Summary: The story of Philip’s encounter with an unnamed court official, an Ethiopian Eunuch, raises numerous questions about ancient culture, Greco-Roman attitudes toward people from far away, sex and gender, and the differences in people’s social locations. It’s important that preachers and other interpreters tend to those questions, so they can both appreciate and be critical of the ways in which the book of Acts imagines the consequences that the good news has for all people. This story and the ambiguity surrounding the characterization of the court official can serve as a reminder of the ways that Christian communities struggle to identify and include people who are strangers or “outsiders.” It’s notable to remember, then, that at the close of the story the Ethiopian is not merely a convert, he is also a theologian who demonstrates his understanding that the good news is for him, as he is.
I wrote this biblical commentary for those preparing to preach or teach on the passage. Read the commentary at Working Preagcher.
At the threshold…
Summary: Questions about the past have a way of propelling me forward. At least that’s what I experienced once on a visit to Caesarea Maritima as I stared toward the sun sinking down toward the vast Mediterranean Sea. Knowing how we got somewhere is one thing; where we will go next is not so different a question.
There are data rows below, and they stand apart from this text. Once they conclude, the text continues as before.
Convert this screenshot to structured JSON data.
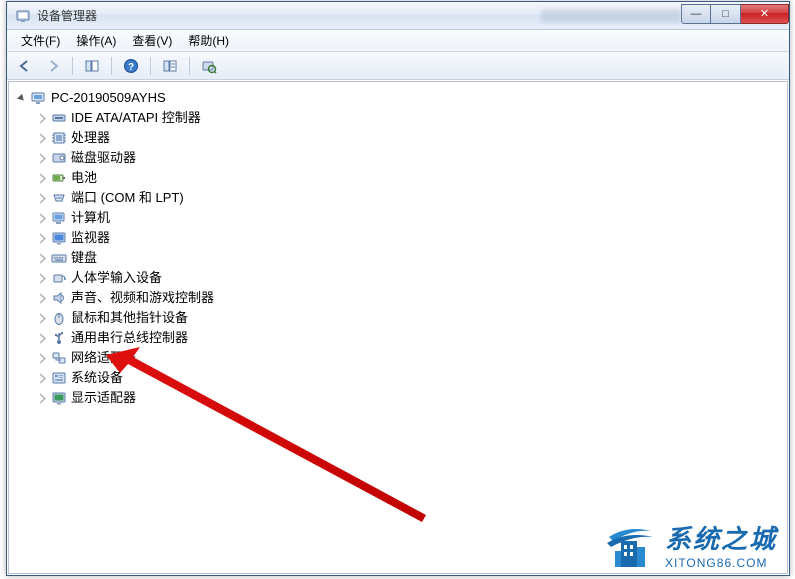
{
  "window": {
    "title": "设备管理器",
    "controls": {
      "min": "—",
      "max": "□",
      "close": "✕"
    }
  },
  "menu": {
    "file": "文件(F)",
    "action": "操作(A)",
    "view": "查看(V)",
    "help": "帮助(H)"
  },
  "toolbar": {
    "back": "后退",
    "forward": "前进",
    "up": "显示/隐藏控制台树",
    "help": "帮助",
    "props": "属性",
    "scan": "扫描检测硬件改动"
  },
  "tree": {
    "root": "PC-20190509AYHS",
    "items": [
      {
        "label": "IDE ATA/ATAPI 控制器",
        "icon": "ide"
      },
      {
        "label": "处理器",
        "icon": "cpu"
      },
      {
        "label": "磁盘驱动器",
        "icon": "disk"
      },
      {
        "label": "电池",
        "icon": "battery"
      },
      {
        "label": "端口 (COM 和 LPT)",
        "icon": "port"
      },
      {
        "label": "计算机",
        "icon": "computer"
      },
      {
        "label": "监视器",
        "icon": "monitor"
      },
      {
        "label": "键盘",
        "icon": "keyboard"
      },
      {
        "label": "人体学输入设备",
        "icon": "hid"
      },
      {
        "label": "声音、视频和游戏控制器",
        "icon": "sound"
      },
      {
        "label": "鼠标和其他指针设备",
        "icon": "mouse"
      },
      {
        "label": "通用串行总线控制器",
        "icon": "usb"
      },
      {
        "label": "网络适配器",
        "icon": "network",
        "highlighted": true
      },
      {
        "label": "系统设备",
        "icon": "system"
      },
      {
        "label": "显示适配器",
        "icon": "display"
      }
    ]
  },
  "watermark": {
    "title": "系统之城",
    "url": "XITONG86.COM"
  }
}
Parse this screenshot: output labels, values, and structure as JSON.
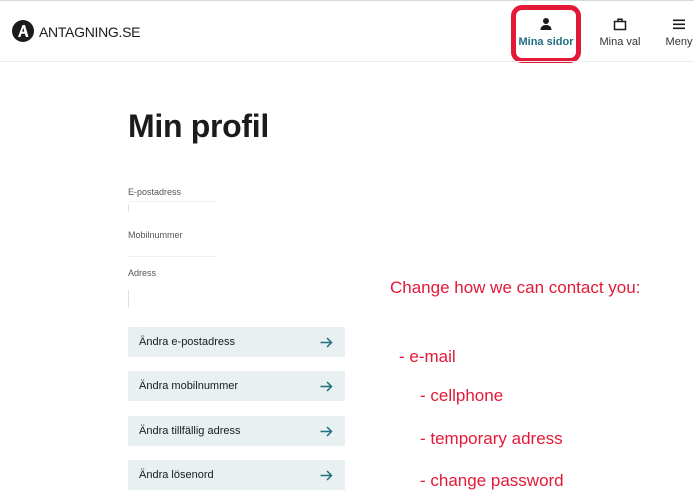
{
  "header": {
    "logo_text": "ANTAGNING.SE",
    "nav": {
      "mina_sidor": "Mina sidor",
      "mina_val": "Mina val",
      "meny": "Meny"
    }
  },
  "main": {
    "title": "Min profil",
    "fields": [
      {
        "label": "E-postadress",
        "value": ""
      },
      {
        "label": "Mobilnummer",
        "value": ""
      },
      {
        "label": "Adress",
        "value": ""
      }
    ],
    "actions": [
      {
        "label": "Ändra e-postadress"
      },
      {
        "label": "Ändra mobilnummer"
      },
      {
        "label": "Ändra tillfällig adress"
      },
      {
        "label": "Ändra lösenord"
      }
    ]
  },
  "annotation": {
    "title": "Change how we can contact you:",
    "items": [
      "- e-mail",
      "- cellphone",
      "- temporary adress",
      "- change password"
    ]
  },
  "colors": {
    "accent": "#1f6f7f",
    "button_bg": "#e9f0f1",
    "annotation": "#e31937"
  },
  "icons": [
    "logo-icon",
    "person-icon",
    "briefcase-icon",
    "menu-icon",
    "arrow-right-icon"
  ]
}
The vocations we chase after never end; nor do our attempts to make sense of them and their effects on our lives. I think this is one way that faith works and continues to disrupt and comfort our lives, by giving us the nudge to keep journeying and to keep our sights set on a future that exists–out there, yet to be discovered.
I wrote this meditative article for the publication Thin Places, which offers resources for spiritual growth and is published by Westminster Presbyterian Church of Minneapolis. The article appears in the June/July/August 2021 issue (Issue Number 107). Read the full article at Thin Places.
Bible commentary: general audience
apostle paul book of acts Caesarea Maritima contemplation future meditation mediterranean sea memory vocation